If you’re a teacher reading this, I’m willing to bet you might be feeling tired! Especially if you happen to be reading this toward the end of the school year. So I am going to skip ahead through any sort of long introduction, and get straight to the point! Here’s an idea to add to your list of last day of school activities. It goes right along with my new book, A Letter From Your Teacher: On the Last Day of School.
This book companion doubles as a special keepsake that students can take home with them on the last day. After listening to a read aloud of the book, students get to make their very own mailbox. It is then filled with notes from their classmates, and (you guessed it) a letter from their teacher.
When I was creating this resource, I thought of making some sort of origami-ish contraption, where paper could be folded into the shape of a real-looking mailbox. But then I imagined the two scenarios that might inevitably arise as a result:
- Teachers would need to prep a whole class set of these mailboxes ahead of time.
- If they had the kids make it themselves, they would have to shuffle around the classroom to twenty-something students with their hands raised, because most kids would need help folding it.
I know what the end of the school year is like. Who has time (or energy left) for that? So I opted for a much easier DIY container. The kids can just color a flat paper mailbox, and simply cut it out and glue it onto a paper lunch bag. Instant mailbox!
Students can also personalize the back of their mailbox with their own drawings, decorations, and cutouts that they’ve colored.
If you did want to go a little more “fancy” than the paper bag route, you could ask each student to bring in a shoe box or other container to decorate and have them glue the mailbox onto that.
A Letter From Their Classmates
So what exactly goes inside their mailboxes? Give each student a stapled packet of pages with writing card templates, along with a list of names of everyone in the class. The templates included with my resource include ones with 4 cards per page, and also a paper-saving option with 8 to a page.
These templates come with the option of single or double spaced writing lines, or without lines. If you have beginning writers, you could give them cards with a sentence frame.
Tell your kids that they will be getting to give a special letter to each one of their classmates (it’ll be more of a short note, but you can call it a “letter” to go along with the title of the book). Explain that they will also get to receive a special letter from everyone in their class. Take some time to have them brainstorm together the types of things they might write about in these little notes:

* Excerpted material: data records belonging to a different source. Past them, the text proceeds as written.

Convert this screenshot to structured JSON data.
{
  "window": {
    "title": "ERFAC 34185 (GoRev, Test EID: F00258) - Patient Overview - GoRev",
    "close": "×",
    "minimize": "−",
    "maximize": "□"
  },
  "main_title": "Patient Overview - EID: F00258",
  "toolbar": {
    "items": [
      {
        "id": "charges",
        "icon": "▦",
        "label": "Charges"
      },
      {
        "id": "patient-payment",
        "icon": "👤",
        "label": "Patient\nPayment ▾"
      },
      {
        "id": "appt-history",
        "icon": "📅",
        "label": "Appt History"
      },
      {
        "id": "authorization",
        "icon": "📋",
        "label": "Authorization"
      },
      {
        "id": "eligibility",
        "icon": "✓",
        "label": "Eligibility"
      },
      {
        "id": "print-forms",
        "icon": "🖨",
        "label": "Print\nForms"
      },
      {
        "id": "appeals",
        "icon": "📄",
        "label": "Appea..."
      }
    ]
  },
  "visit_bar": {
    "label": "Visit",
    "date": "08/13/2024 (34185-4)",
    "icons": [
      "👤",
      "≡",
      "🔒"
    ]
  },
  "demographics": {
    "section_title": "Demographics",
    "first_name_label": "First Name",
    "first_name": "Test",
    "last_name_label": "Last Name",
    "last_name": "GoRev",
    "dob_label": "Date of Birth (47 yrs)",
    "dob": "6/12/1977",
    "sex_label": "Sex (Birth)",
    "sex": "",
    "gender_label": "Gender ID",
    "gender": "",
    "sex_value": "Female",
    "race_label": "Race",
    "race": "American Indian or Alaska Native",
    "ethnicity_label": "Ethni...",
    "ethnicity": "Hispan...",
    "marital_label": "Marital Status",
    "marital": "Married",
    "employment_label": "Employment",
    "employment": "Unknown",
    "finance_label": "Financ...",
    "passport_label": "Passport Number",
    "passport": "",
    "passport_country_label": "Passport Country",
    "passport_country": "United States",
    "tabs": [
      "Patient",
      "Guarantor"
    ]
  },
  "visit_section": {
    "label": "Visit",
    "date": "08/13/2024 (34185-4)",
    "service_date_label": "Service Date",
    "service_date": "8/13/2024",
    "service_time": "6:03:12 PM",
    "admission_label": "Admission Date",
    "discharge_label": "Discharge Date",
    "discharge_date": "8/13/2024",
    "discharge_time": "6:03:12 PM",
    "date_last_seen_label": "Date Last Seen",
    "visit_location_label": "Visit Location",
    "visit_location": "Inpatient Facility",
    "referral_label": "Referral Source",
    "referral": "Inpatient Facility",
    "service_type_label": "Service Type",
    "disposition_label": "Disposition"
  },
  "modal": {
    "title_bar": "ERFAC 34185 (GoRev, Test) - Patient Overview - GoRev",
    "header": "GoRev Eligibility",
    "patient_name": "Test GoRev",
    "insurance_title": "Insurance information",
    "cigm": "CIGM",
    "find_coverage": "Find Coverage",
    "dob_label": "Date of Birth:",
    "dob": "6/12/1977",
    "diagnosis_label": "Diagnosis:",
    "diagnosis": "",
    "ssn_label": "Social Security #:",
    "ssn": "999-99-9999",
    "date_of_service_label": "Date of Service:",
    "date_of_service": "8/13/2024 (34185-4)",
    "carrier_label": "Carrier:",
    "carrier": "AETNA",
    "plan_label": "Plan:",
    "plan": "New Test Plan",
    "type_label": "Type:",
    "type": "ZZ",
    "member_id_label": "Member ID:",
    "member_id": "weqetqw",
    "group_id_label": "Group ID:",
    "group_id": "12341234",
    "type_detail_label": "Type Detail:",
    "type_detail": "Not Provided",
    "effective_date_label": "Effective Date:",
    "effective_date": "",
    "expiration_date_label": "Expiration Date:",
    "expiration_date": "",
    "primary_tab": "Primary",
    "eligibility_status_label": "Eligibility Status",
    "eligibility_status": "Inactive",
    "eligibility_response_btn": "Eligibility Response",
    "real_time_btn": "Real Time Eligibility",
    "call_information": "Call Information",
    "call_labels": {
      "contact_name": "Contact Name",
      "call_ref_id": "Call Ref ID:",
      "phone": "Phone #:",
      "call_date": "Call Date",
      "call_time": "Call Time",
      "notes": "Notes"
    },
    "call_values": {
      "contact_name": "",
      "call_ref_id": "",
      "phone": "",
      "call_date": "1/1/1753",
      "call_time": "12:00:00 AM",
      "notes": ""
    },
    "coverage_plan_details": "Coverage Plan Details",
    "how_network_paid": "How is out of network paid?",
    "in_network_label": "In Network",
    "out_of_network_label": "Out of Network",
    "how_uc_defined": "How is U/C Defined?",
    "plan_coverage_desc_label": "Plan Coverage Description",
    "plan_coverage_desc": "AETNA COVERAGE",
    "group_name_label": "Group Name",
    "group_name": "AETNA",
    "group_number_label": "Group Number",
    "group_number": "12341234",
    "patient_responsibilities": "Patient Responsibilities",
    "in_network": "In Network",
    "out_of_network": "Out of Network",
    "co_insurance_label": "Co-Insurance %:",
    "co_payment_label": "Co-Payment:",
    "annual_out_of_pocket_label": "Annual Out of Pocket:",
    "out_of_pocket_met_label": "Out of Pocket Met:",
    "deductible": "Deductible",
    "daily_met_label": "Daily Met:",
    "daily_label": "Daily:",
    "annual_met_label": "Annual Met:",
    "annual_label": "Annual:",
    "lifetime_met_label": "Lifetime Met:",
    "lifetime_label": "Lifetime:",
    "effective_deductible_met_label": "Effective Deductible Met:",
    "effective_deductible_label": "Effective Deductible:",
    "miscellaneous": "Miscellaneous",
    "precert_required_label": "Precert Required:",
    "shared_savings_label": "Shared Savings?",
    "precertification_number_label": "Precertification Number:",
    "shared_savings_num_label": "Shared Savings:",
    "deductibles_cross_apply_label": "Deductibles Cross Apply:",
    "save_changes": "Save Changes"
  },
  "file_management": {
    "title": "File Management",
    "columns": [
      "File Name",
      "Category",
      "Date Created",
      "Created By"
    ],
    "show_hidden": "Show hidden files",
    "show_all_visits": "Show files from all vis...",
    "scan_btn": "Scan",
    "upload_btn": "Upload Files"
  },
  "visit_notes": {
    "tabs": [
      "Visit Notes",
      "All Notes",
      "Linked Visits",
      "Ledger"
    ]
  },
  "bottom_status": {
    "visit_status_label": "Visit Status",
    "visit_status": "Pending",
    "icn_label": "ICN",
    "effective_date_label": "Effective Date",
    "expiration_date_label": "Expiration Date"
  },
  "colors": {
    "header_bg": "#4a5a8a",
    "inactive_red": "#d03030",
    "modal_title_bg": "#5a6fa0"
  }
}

- A favorite memory with that person
- A compliment about him/her
- What you will miss about him/her
Another way to think about it is that it’s very similar to a message someone would write in a yearbook. After you’ve brainstormed, pass out the template packet and your class list to each student.
TIP: Here’s the reason I suggested giving each student a stapled packet of the letter-writing templates (rather than a stack of them that have already been cut out). This writing activity is likely to take more than one sitting to complete. If students have a bunch of loose notes, they are likely to get misplaced or end up all over the place.
When a student is 100% finished with writing all of their notes, then have them cut them out into the smaller individual pieces.
Once they’re all cut out, they can be stored inside that student’s own mailbox until the entire class is ready to pass out all their letters on the last day of school.
When’s a good time to do this?
You could save this activity for the very last day of school, or you might choose to start it in the last few days or weeks before. It depends on your class and how long you anticipate it will take them to complete the writing portion of the activity.
Another thing to consider- if you do decide to start the activity in the days or weeks leading into the end of the year, you could still save the read aloud for the very last day. After you have read the book aloud, you might say something like, “Remember that mailbox you made and all of those special letters you wrote to your classmates? You will all get to take them home today and save them, so you can always remember our class family.”
A Letter From the Teacher
When you talk about the letters to and from their peers, you could also add, “Not only do you have a letter from each of your classmates, but I have also written a special letter to each of you as well, just like in the book.” You might hold up a copy of one to show them.
Here is a template that you could use for your own letter to your students. You could handwrite each letter, or type it right onto the template.
Set aside some time on the last day for everyone to walk around the room and “deliver” their letters to everyone’s mailboxes. It would be very similar to Valentine’s Day, when the kids pass out Valentines. You can put the letters you’ve written in each of the students’ mailbox as well.
And then when it’s time to say good-bye at the end of the day, your students can walk out the door with their mailboxes in hand. They get to go home with treasured mementos from their classmates and teacher. Warm fuzzies all around (and celebrations all around…it’ll be official that you just survived another school year)! 😉
Where can I get the activity and the book?
Another End of the Year Activity
If you’re in need of more activities for the end of the school year, here’s one that goes along with one of my other books, Our Class is a Family.
I hope this helps give your students a meaningful, memorable send off on the last day of school! And as I send off here myself, I wish you a wonderful rest of the school year. Even if you’re counting down the days!